Hidden Michelangelo drawing goes on show in Rome

A newly-discovered drawing by Renaissance master Michelangelo, found during the restoration of his "Sacrifice of Isaac", is to go on show in Rome, along with another drawing found by restorers 30 years ago.

Hidden Michelangelo drawing goes on show in Rome
The new drawing was discovered during restoration of the "Sacrifice of Isaac" seen here on display in France in 2012. Photo: Sylvain Thomas/AFP

“The discovery of this drawing is a really lovely story,” Italy's Culture Minister Dario Franceschini said Friday as he unveiled the exhibition in the capital, which runs from Saturday until May 7.

Restorers painstakingly working last year on the “Sacrifice of Isaac”, a biblical drawing executed in black pencil by the Florentine artist in 1530, found a hidden sketch for the same scene on the back.

“Between the end of the 19th century and the beginning of the 20th, (works of art done on) old sheets of paper were protected by sticking a piece of cardboard on the back,” said Pina Ragionieri, head of the Casa Buonarroti foundation.

It was when restorers removed the cardboard that they discovered the secret sketch by the Italian sculptor, painter and architect who was famed perhaps above all for his frescoes on the ceiling of the Sistine Chapel in the Vatican.

Ragionieri said the artist had made an initial sketch on one side of the sheet, before tracing it on the other with a light red crayon and developing the drawing to include an angel reaching down from heaven to stay Abraham's hand as he prepares to sacrifice his son.

The discovery followed a similar case in 1988 when restorers found a sketch on the back of the 1535 “Cleopatra”, one of the artist's most beloved drawings, which Michelangelo made for his lover Tommaso dei Cavalieri.

While the Egyptian ruler celebrated for her beauty and love affairs with Julius Caesar and Mark Antony looks regal in the 1535 drawing, the version in the sketch on the back is somewhat grotesque and some experts believe it was Cavalieri that drew it.

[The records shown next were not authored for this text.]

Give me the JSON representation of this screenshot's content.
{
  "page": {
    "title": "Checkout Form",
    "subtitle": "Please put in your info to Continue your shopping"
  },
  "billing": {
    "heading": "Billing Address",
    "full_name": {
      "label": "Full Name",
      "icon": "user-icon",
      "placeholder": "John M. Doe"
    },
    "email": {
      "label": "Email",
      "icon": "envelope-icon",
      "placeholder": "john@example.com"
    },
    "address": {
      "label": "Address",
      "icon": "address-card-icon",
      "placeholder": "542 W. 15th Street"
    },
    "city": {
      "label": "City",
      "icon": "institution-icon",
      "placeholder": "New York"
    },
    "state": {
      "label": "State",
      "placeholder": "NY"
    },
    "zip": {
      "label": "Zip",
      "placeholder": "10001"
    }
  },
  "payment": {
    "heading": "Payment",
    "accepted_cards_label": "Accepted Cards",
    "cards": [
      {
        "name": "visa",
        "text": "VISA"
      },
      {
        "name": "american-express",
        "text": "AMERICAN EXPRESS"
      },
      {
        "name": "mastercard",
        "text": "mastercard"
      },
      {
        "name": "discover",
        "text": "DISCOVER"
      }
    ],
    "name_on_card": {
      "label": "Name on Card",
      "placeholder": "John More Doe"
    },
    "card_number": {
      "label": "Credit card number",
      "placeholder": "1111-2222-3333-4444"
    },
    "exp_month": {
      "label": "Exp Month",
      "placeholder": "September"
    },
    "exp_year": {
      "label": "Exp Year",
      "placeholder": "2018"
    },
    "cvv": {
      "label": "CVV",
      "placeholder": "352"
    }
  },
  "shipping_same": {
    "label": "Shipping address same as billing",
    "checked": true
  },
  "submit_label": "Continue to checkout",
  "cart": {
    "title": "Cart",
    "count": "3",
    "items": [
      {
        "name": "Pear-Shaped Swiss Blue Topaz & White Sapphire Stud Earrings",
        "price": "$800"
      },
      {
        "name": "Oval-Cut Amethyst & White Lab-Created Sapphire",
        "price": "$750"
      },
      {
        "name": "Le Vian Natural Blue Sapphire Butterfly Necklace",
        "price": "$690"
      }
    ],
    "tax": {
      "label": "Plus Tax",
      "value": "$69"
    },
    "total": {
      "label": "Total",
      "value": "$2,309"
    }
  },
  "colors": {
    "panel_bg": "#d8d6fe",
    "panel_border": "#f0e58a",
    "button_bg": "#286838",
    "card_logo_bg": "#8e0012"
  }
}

In 1562, the Roman nobleman was constrained to donate the drawing to Duke Cosimo de' Medici, saying in the accompanying letter that losing it pained him as much as losing a child.

SEE ALSO: IN PICS: Michelangelo sculpture comes home to Florence after massive restoration project

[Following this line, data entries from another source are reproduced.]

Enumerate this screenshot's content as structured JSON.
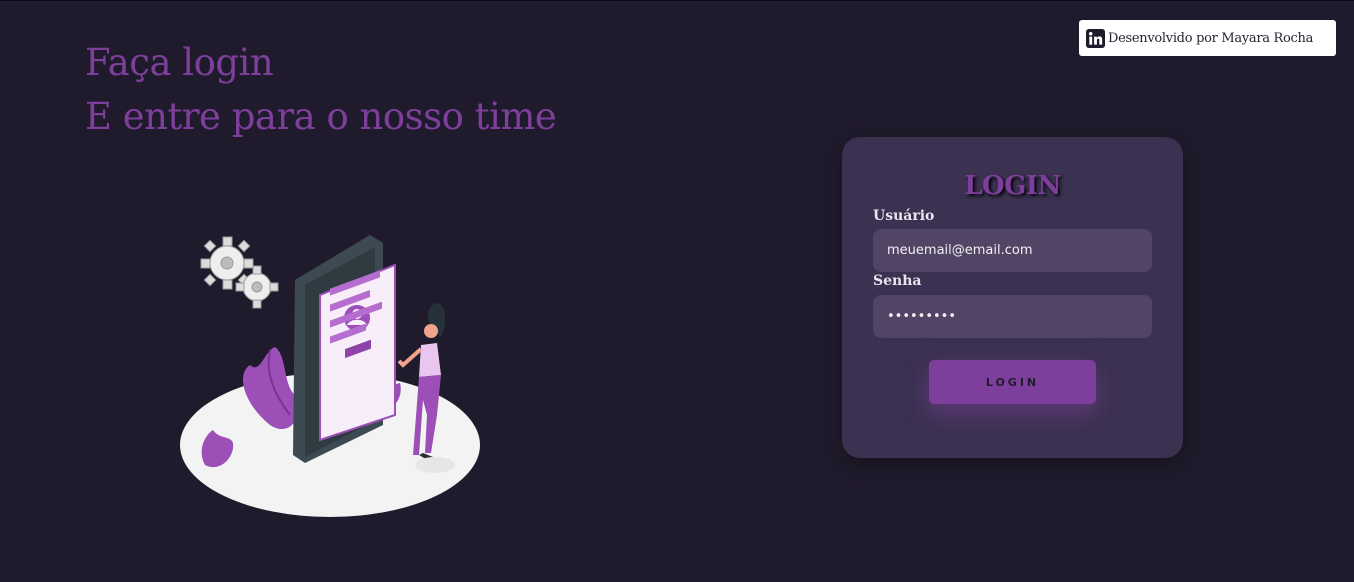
{
  "headline": {
    "line1": "Faça login",
    "line2": "E entre para o nosso time"
  },
  "credit": {
    "text": "Desenvolvido por Mayara Rocha",
    "icon": "linkedin-icon"
  },
  "illustration": {
    "icon": "login-illustration"
  },
  "login_card": {
    "title": "LOGIN",
    "username": {
      "label": "Usuário",
      "value": "meuemail@email.com"
    },
    "password": {
      "label": "Senha",
      "value": "•••••••••"
    },
    "submit_label": "LOGIN"
  },
  "colors": {
    "background": "#201b2c",
    "accent": "#7e3f9c",
    "card": "#3b3150",
    "input": "#514464"
  }
}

Secret Michelangelo room in Florence to open to public

For the first time, visitors will be able to enter a hidden cell in the Medici Chapels where Michelangelo is thought to have covered the walls with sketches.

Secret Michelangelo room in Florence to open to public
Drawings believed to be by Michelangelo in the Medici Chapels' secret room. Photo: Claudio Giovannini/AFP.

Until some 40 years ago, no one realized that it existed. And when curators discovered a secret room beneath the Medici Chapels in the Basilico di San Lorenzo in Florence, its walls covered in what appeared to be unknown sketches by the Renaissance master Michelangelo, they ordered it sealed to the public for conservation.

But the secret Michelangelo room could soon be permanently opened to visitors for the first time in history.

Florence’s Bargello museum, which also runs the Medici Chapels, wants to open the long-lost chamber to the public by 2020, Ansa reports.

Until now, only a few art experts – and the occasional lucky guest – have been permitted to enter the narrow cell, where historians believe that Michelangelo hid out in 1530 after he betrayed his patrons, the Medicis, by joining a revolt against their rule of Florence.

He resurfaced around two months later, when he was permitted to resume work on the Medici family’s monuments in the same chapel beneath which he had been hiding.

The artist, then 55, is thought to have spent the time doodling. The chamber’s walls are covered with sketches in charcoal and chalk, several of which resemble figures from Michelangelo’s other known works.

Photo: Claudio Giovannini/AFP.

Scholars disagree on whether, which and how many of the drawings are by Michelangelo. Some don’t seem good enough to have come from the master’s hand, while others echo such masterpieces as the statue of David, a drawing of Leda and the Swan, or parts of the Sistine Chapel.

The sketches were rediscovered in November 1975, when the director of the Medici Chapels museum at the time, Paolo Dal Poggetto, was trying to find a new route for visitors to exit. He found a trapdoor hidden beneath a wardrobe in the Medicis’ tomb room, which led down to a rectangular room that at the time was used to store coal.

Dal Poggetto had the chamber cleared, the walls – by then covered in coal dust, mould and mud – cleaned and the plaster removed fraction by fraction with scalpels. Gradually not only drawings but calculations, words and graffiti began to emerge.

Considered too fragile to open to visitors, the room remained sealed. In 2014, to mark the 450th anniversary of Michelangelo’s death, the museum created a virtual tour of the hidden chamber so that the public could at least admire it on a screen.

Opening the Michelangelo room comes as part of a plan by the Bargello’s director, Paola D’Agostino, to carry out renovations, reopen closed galleries and extend opening hours. 

Photo: Claudio Giovannini/AFP.